Politeia Digest Issue 3 — Oct 31-Nov 6 2018
Premium Listing for Decred on Easyrabbit — submitted Oct 30th by easyrabbit — 11 comments
Easyrabbit has already listed DCR and is offering a “premium listing” for 30 DCR — with promotions like no/low trading fees and feature placement on the site and in social media. Comments point out that Decred has never paid for an exchange listing and generally express skepticism about this offer.
Sweepstakes — submitted Nov 5th by geraldoneto — 8 comments
This proposal describes a raffle system and some example configurations, but does not propose a specific plan for building it. Comments criticize the proposal for lack of detail, and express doubt that building such a system is worthwhile.
The votes that concluded this week all had the same start block. The ticket pool held 41,102 tickets when the ticket snapshot for these proposals was taken (block 286972), so the quorum requirement (20%) was 8,220 votes.
Decred Open Source Research — voting closed Nov 5–40 comments (+2)
11,854 Yes votes, 1,287 No votes (90.2% Yes) — voter participation of 32%, support from 28.8% of tickets.
#research channels have been created on Matrix and Slack platforms and they have been bridged. Discussions of how to get this program up and running have started. Another Politeia proposal for collecting and discussing research questions and methods will be submitted soon.
Change language: PoS Mining to PoS Voting, Stakepool to Voting Service Provider — voting closed Nov 5–19 comments (+0)

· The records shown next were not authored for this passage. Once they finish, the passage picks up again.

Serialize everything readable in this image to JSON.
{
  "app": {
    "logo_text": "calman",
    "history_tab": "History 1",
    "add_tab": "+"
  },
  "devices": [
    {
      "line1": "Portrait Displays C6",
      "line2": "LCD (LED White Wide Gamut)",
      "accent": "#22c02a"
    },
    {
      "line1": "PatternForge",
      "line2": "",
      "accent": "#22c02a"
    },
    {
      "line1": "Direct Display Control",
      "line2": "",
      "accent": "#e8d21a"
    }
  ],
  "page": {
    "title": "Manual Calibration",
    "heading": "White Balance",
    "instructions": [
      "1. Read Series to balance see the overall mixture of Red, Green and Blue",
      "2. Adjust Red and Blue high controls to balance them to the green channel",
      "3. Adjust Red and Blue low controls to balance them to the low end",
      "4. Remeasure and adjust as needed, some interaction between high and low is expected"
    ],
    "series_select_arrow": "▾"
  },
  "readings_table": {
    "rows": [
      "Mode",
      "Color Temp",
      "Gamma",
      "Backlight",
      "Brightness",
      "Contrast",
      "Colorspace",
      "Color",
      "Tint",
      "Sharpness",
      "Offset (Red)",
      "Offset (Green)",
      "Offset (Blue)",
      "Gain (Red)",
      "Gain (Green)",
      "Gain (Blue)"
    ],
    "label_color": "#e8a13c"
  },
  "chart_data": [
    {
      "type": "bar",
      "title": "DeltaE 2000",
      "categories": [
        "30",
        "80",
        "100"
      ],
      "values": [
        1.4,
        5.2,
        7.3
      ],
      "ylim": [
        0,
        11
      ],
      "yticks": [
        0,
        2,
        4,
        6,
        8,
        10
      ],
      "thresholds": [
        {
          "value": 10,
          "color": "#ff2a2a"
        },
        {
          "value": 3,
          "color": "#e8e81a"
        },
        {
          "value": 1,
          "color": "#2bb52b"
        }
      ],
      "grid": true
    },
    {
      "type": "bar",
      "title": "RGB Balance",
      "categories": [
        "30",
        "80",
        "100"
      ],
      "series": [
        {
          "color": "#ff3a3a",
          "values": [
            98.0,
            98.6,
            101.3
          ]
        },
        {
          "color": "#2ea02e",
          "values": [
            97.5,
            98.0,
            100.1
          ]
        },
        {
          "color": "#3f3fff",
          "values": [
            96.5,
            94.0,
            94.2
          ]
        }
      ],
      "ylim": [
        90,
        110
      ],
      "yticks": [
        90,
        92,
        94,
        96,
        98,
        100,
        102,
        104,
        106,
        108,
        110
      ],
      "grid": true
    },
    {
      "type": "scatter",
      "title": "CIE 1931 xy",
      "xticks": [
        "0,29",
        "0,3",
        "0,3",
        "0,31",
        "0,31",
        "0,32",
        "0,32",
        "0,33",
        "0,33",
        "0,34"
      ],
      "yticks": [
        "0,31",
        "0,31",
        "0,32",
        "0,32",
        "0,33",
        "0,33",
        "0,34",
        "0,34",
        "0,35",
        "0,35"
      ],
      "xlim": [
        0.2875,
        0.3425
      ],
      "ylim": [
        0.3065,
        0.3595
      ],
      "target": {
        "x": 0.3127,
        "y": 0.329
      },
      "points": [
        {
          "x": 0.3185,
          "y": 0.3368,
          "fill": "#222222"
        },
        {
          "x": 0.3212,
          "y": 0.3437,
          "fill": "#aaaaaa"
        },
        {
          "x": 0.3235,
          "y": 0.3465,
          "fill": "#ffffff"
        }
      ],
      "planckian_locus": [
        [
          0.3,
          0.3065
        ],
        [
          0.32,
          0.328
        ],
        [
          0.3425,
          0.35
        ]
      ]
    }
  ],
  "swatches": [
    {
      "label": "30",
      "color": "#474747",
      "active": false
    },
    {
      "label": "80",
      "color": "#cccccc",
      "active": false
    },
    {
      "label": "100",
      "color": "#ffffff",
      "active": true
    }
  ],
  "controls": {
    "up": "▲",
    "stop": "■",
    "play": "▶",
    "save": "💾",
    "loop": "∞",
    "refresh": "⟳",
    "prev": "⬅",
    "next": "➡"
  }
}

11,991 Yes votes, 754 No votes (94.1% Yes) — voter participation of 31%, support from 29.2% of tickets.
Next step: The pull request to make this change on the docs site will be rebased and merged around Nov 12.

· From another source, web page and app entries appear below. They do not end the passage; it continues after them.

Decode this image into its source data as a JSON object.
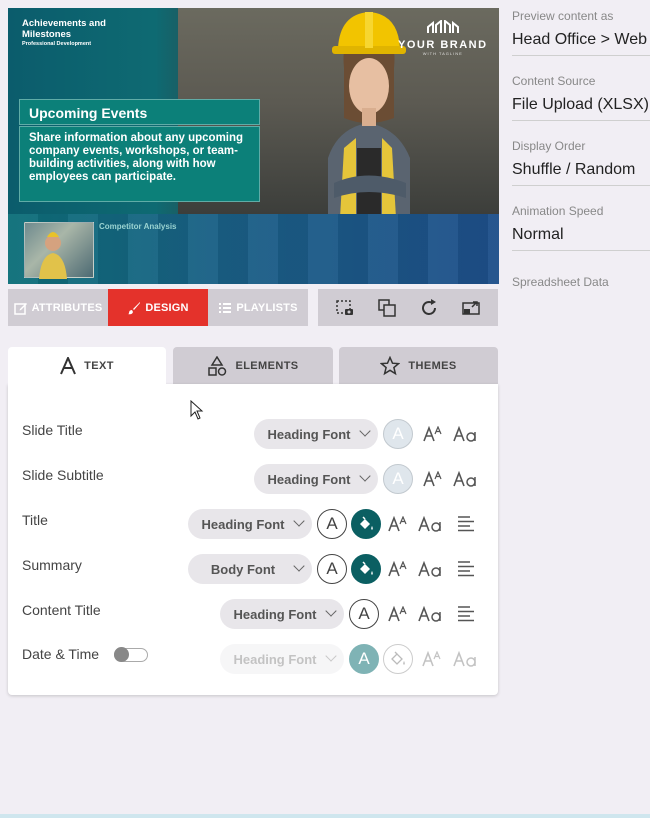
{
  "preview": {
    "header_title": "Achievements and Milestones",
    "header_subtitle": "Professional Development",
    "brand_name": "YOUR BRAND",
    "brand_tagline": "WITH TAGLINE",
    "event_title": "Upcoming Events",
    "event_body": "Share information about any upcoming company events, workshops, or team-building activities, along with how employees can participate.",
    "thumb_label": "Competitor Analysis"
  },
  "settings": {
    "preview_label": "Preview content as",
    "preview_value": "Head Office > Web",
    "source_label": "Content Source",
    "source_value": "File Upload (XLSX)",
    "order_label": "Display Order",
    "order_value": "Shuffle / Random",
    "speed_label": "Animation Speed",
    "speed_value": "Normal",
    "spreadsheet_label": "Spreadsheet Data"
  },
  "toolbar": {
    "attributes": "ATTRIBUTES",
    "design": "DESIGN",
    "playlists": "PLAYLISTS"
  },
  "tabs": {
    "text": "TEXT",
    "elements": "ELEMENTS",
    "themes": "THEMES"
  },
  "rows": {
    "slide_title": {
      "label": "Slide Title",
      "font": "Heading Font"
    },
    "slide_subtitle": {
      "label": "Slide Subtitle",
      "font": "Heading Font"
    },
    "title": {
      "label": "Title",
      "font": "Heading Font"
    },
    "summary": {
      "label": "Summary",
      "font": "Body Font"
    },
    "content_title": {
      "label": "Content Title",
      "font": "Heading Font"
    },
    "date_time": {
      "label": "Date & Time",
      "font": "Heading Font",
      "enabled": false
    }
  },
  "colors": {
    "accent": "#e4322b",
    "teal": "#0b5f62"
  }
}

Ditto Communications Proposal for Decred — voting closed Nov 5–47 comments (+3)
13,206 Yes votes, 7,985 No votes (62.3% Yes) — voter participation of 51.6%, support from 32.1% of tickets.
Next step: @dustorf will have a meeting with Ditto representatives to kick things off and report back about how Ditto will communicate with the project and community going forward.
Wachsman Communications Proposal for Decred — voting closed Nov 5–73 comments (+2)
3,646 Yes votes, 9,556 No votes (27.6% Yes) — voter participation of 32.1%, support from 8.9% of tickets.
Much of the discussion in the #proposals channel this week has been about the ongoing votes. After a few days, the Ditto proposal became the most closely watched, as it bounced above and below the critical 60% threshold.
The details of how Politeia stores data have been discussed. There are no timestamps recorded in the repository for individual ticket votes, but these are journaled and added in hourly commits, so it is possible to know which hour a ticket voted in based on this data. The lack of timestamps in the data is a measure to protect the privacy of people who vote with large blocks of tickets at once without using the vote trickling options CLI offers.
@snr01 produced charts from the ticket voting data showing number of Yes and No votes per commit (hour) for the Ditto and Wachsman proposals. The final version is included below.
The chart indicates that there were short intervals where significant blocks of tickets voted, typically for one proposal and against another. The most significant instance was on the 3rd day of the voting period, when in a single hour 4,713 tickets voted Yes on Ditto and 4,716 voted No on Wachsman. That could be one large Decred holder voting their tickets at once, or several who happened to vote in the same hour.
Analysis of the tickets indicates that almost every ticket that voted on the Wachsman proposal also voted on the Ditto proposal (98%), whereas 39% of the tickets that voted on Ditto did not vote on Wachsman. The divergence in voting rates happened after that big block of votes on day 3. It is likely a reaction to the big block of votes making it seem unlikely that the Wachsman proposal would pass.
The Ditto proposal’s approval rate steadily decreased after this, and was at less than the required 60% for much of the last few days, until a late surge in Yes votes pushed it over the line.
Of the 12,937 tickets that voted on both proposals, 61.2% voted for one and against the other, 22.6% voted Yes on both, and 16.2% voted No on both. There are significant groups within the community who wanted neither firm to be hired, and who were happy with either/both.
Work on a more efficient way of re-formatting the data to make it amenable to analysis was also discussed in the channel.
Documentation for Politeia data
A pull request is open to add a page about navigating Politeia data to the docs site.
Data stored in the repository is attributed to users through their Politeia public key. Each user’s public key(s) can be retrieved through an API call, and used to identify all of their proposals, comments and comment up/down votes. More on this next week.
About this issue
Content for this edition was authored by @richard-red, with feedback from @bee. Chart and data provided by @snr01
Also available on Github.
If you have thoughts on how this format could be developed or would like to contribute, join the Writers channel and let us know.